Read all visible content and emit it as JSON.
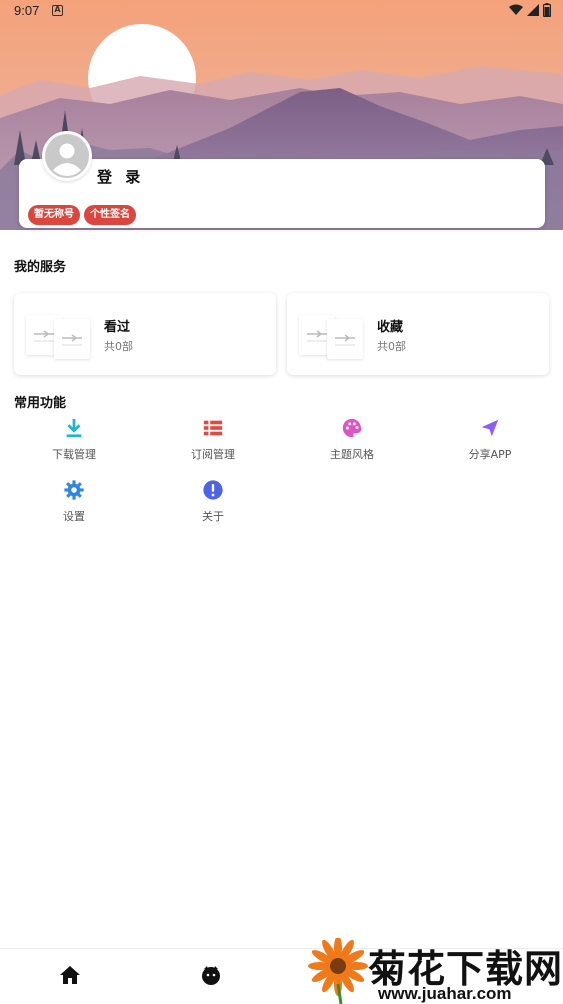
{
  "status_bar": {
    "time": "9:07",
    "icons": [
      "notification-a-icon",
      "wifi-icon",
      "signal-icon",
      "battery-icon"
    ]
  },
  "profile": {
    "login_label": "登 录",
    "tags": [
      "暂无称号",
      "个性签名"
    ]
  },
  "services": {
    "title": "我的服务",
    "items": [
      {
        "label": "看过",
        "count": "共0部"
      },
      {
        "label": "收藏",
        "count": "共0部"
      }
    ]
  },
  "common": {
    "title": "常用功能",
    "items": [
      {
        "label": "下载管理",
        "icon": "download-icon",
        "color": "#1fb8c9"
      },
      {
        "label": "订阅管理",
        "icon": "list-icon",
        "color": "#e04a3f"
      },
      {
        "label": "主题风格",
        "icon": "palette-icon",
        "color": "#e052c8"
      },
      {
        "label": "分享APP",
        "icon": "send-icon",
        "color": "#8b5cf6"
      },
      {
        "label": "设置",
        "icon": "gear-icon",
        "color": "#2f86e0"
      },
      {
        "label": "关于",
        "icon": "info-icon",
        "color": "#4f63e6"
      }
    ]
  },
  "bottom_nav": {
    "items": [
      {
        "icon": "home-icon"
      },
      {
        "icon": "discover-icon"
      }
    ]
  },
  "watermark": {
    "title": "菊花下载网",
    "url": "www.juahar.com"
  }
}
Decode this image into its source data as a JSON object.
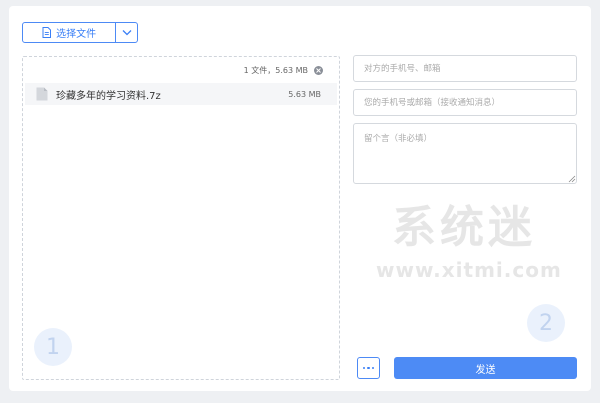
{
  "toolbar": {
    "select_files_label": "选择文件",
    "file_icon": "document-icon",
    "dropdown_icon": "chevron-down-icon"
  },
  "file_panel": {
    "summary": "1 文件，5.63 MB",
    "files": [
      {
        "name": "珍藏多年的学习资料.7z",
        "size": "5.63 MB"
      }
    ],
    "step_number": "1"
  },
  "form": {
    "recipient_placeholder": "对方的手机号、邮箱",
    "sender_placeholder": "您的手机号或邮箱（接收通知消息）",
    "message_placeholder": "留个言（非必填）",
    "step_number": "2",
    "more_icon": "more-dots-icon",
    "send_label": "发送"
  },
  "watermark": {
    "chinese": "系统迷",
    "url": "www.xitmi.com"
  },
  "colors": {
    "accent": "#4d8bf5",
    "background": "#eef0f3",
    "badge_bg": "#eaf1fc",
    "badge_text": "#c1d3ef"
  }
}
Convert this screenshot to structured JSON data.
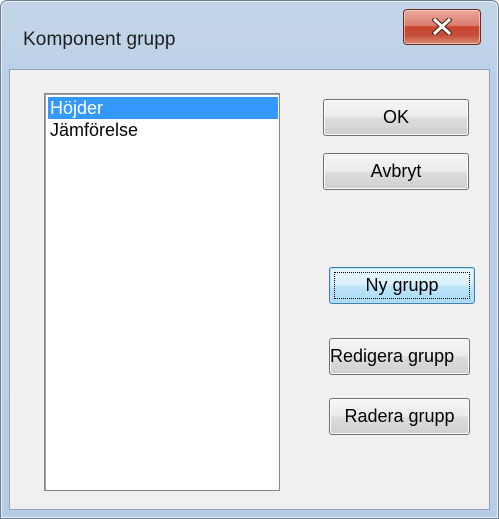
{
  "window": {
    "title": "Komponent grupp",
    "close_label": "x"
  },
  "list": {
    "items": [
      {
        "label": "Höjder",
        "selected": true
      },
      {
        "label": "Jämförelse",
        "selected": false
      }
    ]
  },
  "buttons": {
    "ok": "OK",
    "cancel": "Avbryt",
    "new_group": "Ny grupp",
    "edit_group": "Redigera grupp",
    "delete_group": "Radera grupp"
  },
  "colors": {
    "selection": "#3399ff",
    "close_button": "#c8432d"
  },
  "icons": {
    "close": "close-icon"
  }
}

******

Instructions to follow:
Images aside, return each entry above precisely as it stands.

Result for this task:
Read all visible content and emit it as JSON.
{
  "status_bar": {
    "time": "9:07",
    "icons": [
      "notification-a-icon",
      "wifi-icon",
      "signal-icon",
      "battery-icon"
    ]
  },
  "profile": {
    "login_label": "登 录",
    "tags": [
      "暂无称号",
      "个性签名"
    ]
  },
  "services": {
    "title": "我的服务",
    "items": [
      {
        "label": "看过",
        "count": "共0部"
      },
      {
        "label": "收藏",
        "count": "共0部"
      }
    ]
  },
  "common": {
    "title": "常用功能",
    "items": [
      {
        "label": "下载管理",
        "icon": "download-icon",
        "color": "#1fb8c9"
      },
      {
        "label": "订阅管理",
        "icon": "list-icon",
        "color": "#e04a3f"
      },
      {
        "label": "主题风格",
        "icon": "palette-icon",
        "color": "#e052c8"
      },
      {
        "label": "分享APP",
        "icon": "send-icon",
        "color": "#8b5cf6"
      },
      {
        "label": "设置",
        "icon": "gear-icon",
        "color": "#2f86e0"
      },
      {
        "label": "关于",
        "icon": "info-icon",
        "color": "#4f63e6"
      }
    ]
  },
  "bottom_nav": {
    "items": [
      {
        "icon": "home-icon"
      },
      {
        "icon": "discover-icon"
      }
    ]
  },
  "watermark": {
    "title": "菊花下载网",
    "url": "www.juahar.com"
  }
}
Decode this image into its source data as a JSON object.
{
  "toolbar": {
    "select_files_label": "选择文件",
    "file_icon": "document-icon",
    "dropdown_icon": "chevron-down-icon"
  },
  "file_panel": {
    "summary": "1 文件，5.63 MB",
    "files": [
      {
        "name": "珍藏多年的学习资料.7z",
        "size": "5.63 MB"
      }
    ],
    "step_number": "1"
  },
  "form": {
    "recipient_placeholder": "对方的手机号、邮箱",
    "sender_placeholder": "您的手机号或邮箱（接收通知消息）",
    "message_placeholder": "留个言（非必填）",
    "step_number": "2",
    "more_icon": "more-dots-icon",
    "send_label": "发送"
  },
  "watermark": {
    "chinese": "系统迷",
    "url": "www.xitmi.com"
  },
  "colors": {
    "accent": "#4d8bf5",
    "background": "#eef0f3",
    "badge_bg": "#eaf1fc",
    "badge_text": "#c1d3ef"
  }
}
Convert this screenshot to structured JSON data.
{
  "window": {
    "title": "Komponent grupp",
    "close_label": "x"
  },
  "list": {
    "items": [
      {
        "label": "Höjder",
        "selected": true
      },
      {
        "label": "Jämförelse",
        "selected": false
      }
    ]
  },
  "buttons": {
    "ok": "OK",
    "cancel": "Avbryt",
    "new_group": "Ny grupp",
    "edit_group": "Redigera grupp",
    "delete_group": "Radera grupp"
  },
  "colors": {
    "selection": "#3399ff",
    "close_button": "#c8432d"
  },
  "icons": {
    "close": "close-icon"
  }
}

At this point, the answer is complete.